Donna Ockenden, chair of the inquiry, is expected to announce that 1,700 families’ cases will be examined at a Trust public meeting today Monday 10 July.
A group of bereaved families are calling for changes to the Nottingham hospitals maternity review so it can automatically access families’ medical records.
Midwife and healthcare expert Donna Ockenden is running a large-scale review into care at Nottingham University Hospitals Trust (NUH), where maternity units are rated ‘inadequate’.
The BBC reports that the families had asked for the Department of Health and Social Care, NHS England and the trust to agree to change the review from “opt-in” to “opt-out”.
NHS England has now written to affected families, confirming cases will be dealt with on an opt-out basis, with families having to opt out of giving consent.
This is likely to make the review, which could involve 1,700 cases, the largest in the UK.
The Trust contacted 1,377 families at the end of November 2022 and the end of January 2023
The letters were sent to families who had experienced stillbirth, neonatal deaths, brain damage to the baby, harm to mothers or relatives of mothers who died.
Only 360 families responded to the letters that were sent out.
28% of white women contacted responded, while for black and Asian women, the figures were 10% and 5% respectively.

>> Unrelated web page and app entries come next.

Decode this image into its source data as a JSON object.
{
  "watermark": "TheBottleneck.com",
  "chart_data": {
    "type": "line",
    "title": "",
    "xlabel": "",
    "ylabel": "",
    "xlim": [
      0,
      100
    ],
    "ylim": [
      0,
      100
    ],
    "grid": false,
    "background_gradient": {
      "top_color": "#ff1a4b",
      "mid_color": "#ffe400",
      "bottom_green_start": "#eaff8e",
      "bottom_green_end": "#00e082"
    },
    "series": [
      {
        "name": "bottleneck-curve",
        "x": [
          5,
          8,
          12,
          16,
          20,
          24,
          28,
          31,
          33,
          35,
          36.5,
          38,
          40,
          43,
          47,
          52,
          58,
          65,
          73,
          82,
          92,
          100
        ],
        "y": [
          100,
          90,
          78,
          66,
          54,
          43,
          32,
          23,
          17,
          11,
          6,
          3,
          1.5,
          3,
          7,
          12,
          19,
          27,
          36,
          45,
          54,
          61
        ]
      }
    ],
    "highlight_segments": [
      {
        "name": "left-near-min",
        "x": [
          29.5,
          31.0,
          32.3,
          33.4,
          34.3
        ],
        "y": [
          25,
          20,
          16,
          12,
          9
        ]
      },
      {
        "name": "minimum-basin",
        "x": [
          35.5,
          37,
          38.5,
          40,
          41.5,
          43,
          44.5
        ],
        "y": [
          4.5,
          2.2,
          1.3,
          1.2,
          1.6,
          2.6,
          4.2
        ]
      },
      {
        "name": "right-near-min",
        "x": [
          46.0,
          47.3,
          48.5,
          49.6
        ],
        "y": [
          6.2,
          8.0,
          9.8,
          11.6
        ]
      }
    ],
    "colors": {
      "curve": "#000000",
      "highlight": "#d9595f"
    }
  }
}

In Nottingham, only about 25% of families known to be affected have been included in the review.
Speaking in May, Ms Ockenden said:
‘Ms Ockenden said: “As it stands, with our 674 families who have joined the review, I can’t say as the chair we have anywhere near a representative sample of the rich diversity that we know exists in Nottingham.
“There is significantly more work to do.”
She said if the review cannot get a representative base, “women and their families are almost certain to say ‘here we go again, another review and our voices haven’t been heard’ “.
She added: “A big part of this review was about the trust learning and improving.
“You cannot say in the tiny number of women that have come forward that we have enough to learn.
“We need a radical rethink about how we ensure that women from all communities across Nottingham feel confident to come forward.
“As the chair, I will only work to the highest standards.”